No surprise at all. A bunch of hypocrites.
Republicans, Democrats who criticized stimulus wrote letters seeking funds
By John Solomon and Aaron Mehta
Center for Public Integrity
Monday, October 18, 2010; 12:21 AM
Rep. Pete Sessions, the firebrand conservative from Texas, has relentlessly assailed the Democratic stimulus efforts as a package of wasteful "trillion-dollar spending sprees" that was "more about stimulating the government and rewarding political allies than growing the economy and creating jobs."
But that didn't stop the Republican lawmaker from seeking stimulus money behind the scenes for the Dallas suburb of Carrollton after the GOP campaign against the 2009 stimulus law quieted down.
Sessions wrote Transportation Secretary Ray LaHood in February urging him to give "full and fair consideration" to the affluent city's request for $81 million for a rail project, according to a copy of the letter obtained by the Center for Public Integrity. His letter suggested that the project would create jobs, undercutting his public arguments against the stimulus.
When asked about his letter, Sessions defended both of the positions he has taken.

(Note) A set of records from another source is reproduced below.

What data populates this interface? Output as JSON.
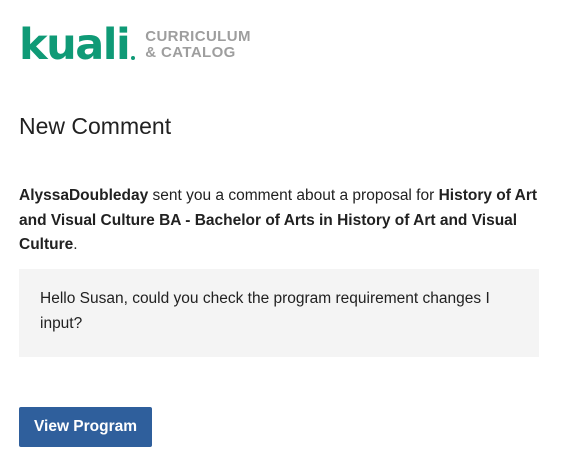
{
  "logo": {
    "wordmark": "kuali",
    "subtitle_line1": "CURRICULUM",
    "subtitle_line2": "& CATALOG",
    "brand_color": "#0f9a76",
    "subtitle_color": "#9e9e9e"
  },
  "title": "New Comment",
  "message": {
    "sender": "AlyssaDoubleday",
    "middle": " sent you a comment about a proposal for ",
    "proposal": "History of Art and Visual Culture BA - Bachelor of Arts in History of Art and Visual Culture",
    "end": "."
  },
  "comment": {
    "text": "Hello Susan, could you check the program requirement changes I input?"
  },
  "button": {
    "label": "View Program",
    "color": "#2f5f9c"
  }
}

"What I have not done is allow my strong, principled objection to the bill to prevent me from asking federal agencies for their full consideration of critical infrastructure and competitive grant projects for North Texas when asked to do so by my constituents," he said.
Sessions was hardly alone. Scores of Republicans and conservative Democrats who voted against the stimulus law subsequently wrote letters seeking funds. They include tea party favorites such as freshman Sen. Scott Brown (R-Mass.) and Rep. Michele Bachmann (R-Minn.), as well as Rep. Ron Paul (R-Tex.) and Sen. John McCain (R-Ariz.), former presidential candidates.
Like their Republican counterparts, Democratic critics of the stimulus also sent letters seeking funding afterward. Rep. Walt Minnick (D-Idaho), one of seven Democrats in the House to vote against the bill, has written letters to Commerce Secretary Gary Locke requesting funds for four broadband-related projects in his state.
Minnick declined to be interviewed. His communications director, Dean A. Ferguson, said Minnick "voted against the bill but said from that day forward that his obligation is to help his constituents."
Ferguson said he sees no problem with the system of "lettermarking," as it is known by lobbyists, because agencies have the final say on where the funds go.
"In some cases, projects Walt supported did not receive funds," Ferguson said. "They were competitively awarded and thus not earmarks."
The behind-the-scenes grab for stimulus dollars is a particularly sensitive topic for Republicans, who have wooed the tea party movement with an incessant attack on stimulus spending as wasteful and ineffective. The House GOP's Pledge to America campaign manifesto promises to rescind all unspent stimulus dollars if Republicans regain control of Congress in the November elections.
But several of the architects of the GOP's anti-stimulus campaign tried to secure money from the program, including Senate Minority Leader Mitch McConnell (Ky.) and Rep. Mike Pence (Ind.), a member of the Republican House leadership who helped craft the Pledge to America.